Netflix announced today that it has ordered a revival of the classic 1960s sci-fi television series “Lost in Space” from Legendary TV, reimagined by the writing team of Matt Sazama and Burk Sharpless (“Dracula Untold,” “Last Witch Hunter”), with Zack Estrin (“Prison Break”) serving as showrunner.
The series’ 10-episode first season will premiere worldwide on the streaming service in 2018.
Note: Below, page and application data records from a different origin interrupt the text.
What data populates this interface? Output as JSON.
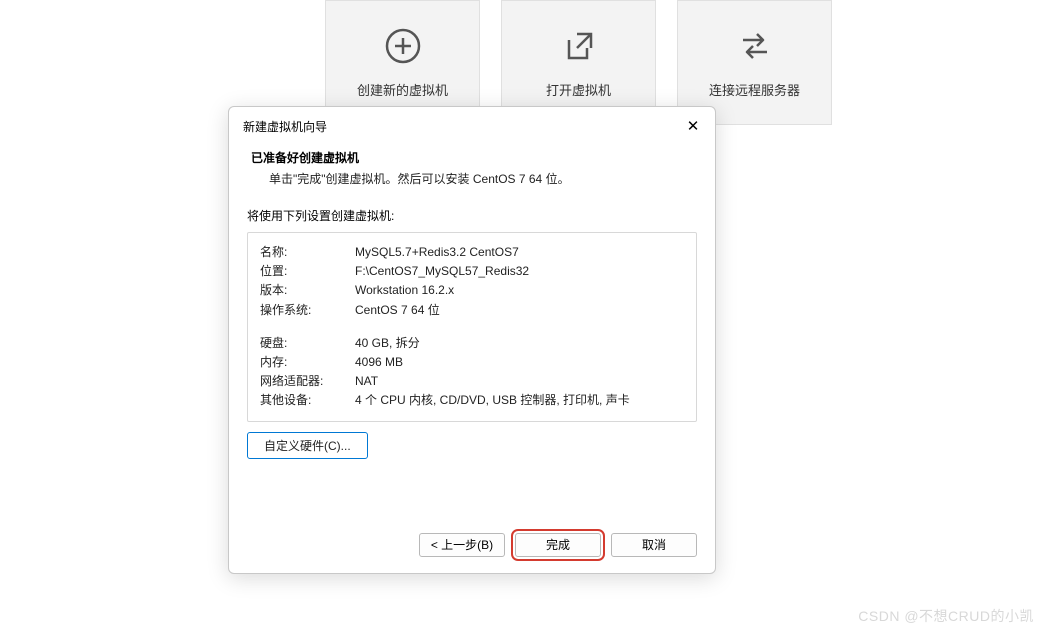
{
  "tiles": {
    "create": "创建新的虚拟机",
    "open": "打开虚拟机",
    "connect": "连接远程服务器"
  },
  "dialog": {
    "title": "新建虚拟机向导",
    "heading": "已准备好创建虚拟机",
    "subheading": "单击\"完成\"创建虚拟机。然后可以安装 CentOS 7 64 位。",
    "intro": "将使用下列设置创建虚拟机:",
    "rows": {
      "name_l": "名称:",
      "name_v": "MySQL5.7+Redis3.2 CentOS7",
      "loc_l": "位置:",
      "loc_v": "F:\\CentOS7_MySQL57_Redis32",
      "ver_l": "版本:",
      "ver_v": "Workstation 16.2.x",
      "os_l": "操作系统:",
      "os_v": "CentOS 7 64 位",
      "disk_l": "硬盘:",
      "disk_v": "40 GB, 拆分",
      "mem_l": "内存:",
      "mem_v": "4096 MB",
      "net_l": "网络适配器:",
      "net_v": "NAT",
      "oth_l": "其他设备:",
      "oth_v": "4 个 CPU 内核, CD/DVD, USB 控制器, 打印机, 声卡"
    },
    "customize": "自定义硬件(C)...",
    "back": "< 上一步(B)",
    "finish": "完成",
    "cancel": "取消"
  },
  "watermark": "CSDN @不想CRUD的小凯"
}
Set in 1997, the original “Lost In Space” series told the story of the Robinson family — the parents (Guy Williams and June Lockhart), two daughters (Marta Kristen and Angela Cartwright) and a young son (Billy Mumy) — who set off on a five-and-a-half-year journey in the Jupiter 2 spacecraft to reach a planet orbiting the nearby star Alpha Centauri, accompanied by a pilot (Mark Goddard) and a talking robot. But their mission is sabotaged by stowaway (Jonathan Harris), who throws the ship off course.
Produced by Irwin Allen (“Voyage to the Bottom of the Sea”), who would later be a driving force in the ’70s disaster film craze (“The Poseidon Adventure,” “The Towering Inferno,” “The Swarm”), “Lost in Space” ran for three seasons (1965–68). Its theme song was written by John Williams, who would go on to compose the iconic scores for “Jaws,” “Star Wars” and “Raiders of the Lost Ark.”
“The original series so deftly captured both drama and comedy, and that made it very appealing to a broad audience,” said Cindy Holland, VP of original content for Netflix, in a statement. “The current creative team’s reimagining of the series for Netflix is sure to appeal to both fans who fondly remember the original and to create a new generation of enthusiasts around the world.”
Zack Estrin will executive produce the new “Lost in Space” alongside writers Sazama and Sharpless; Synthesis Entertainment’s Kevin Burns (“The Curse of Oak Island,” “Ancient Aliens”) and Jon Jashni (“Godzilla,” “PAcific Rim”); and Applebox’s Neil Marshall (“Game of Thrones,” “The Descent”) and Marc Helwig. Marshall is also set to direct several episodes of the series.
It won’t be the first reboot of “Lost in Space.” In 1998, a best-forgotten feature film adaptation was released starring William Hurt, Matt LeBlanc and Gary Oldman.
In 1999, Burns and Jashni formed Synthesis Entertainment, where they began developing and producing remakes of Irwin Allen properties, including the 2006 feature “Poseidon.” They first tried to revive “Lost in Space” as a NBC telefilm in the early 2000s. Then, in 2003, they developed a TV series pilot for the WB with writer Doug Petrie and director John Woo attached, but it was not ordered to series. The project was picked up for development by Netflix last November.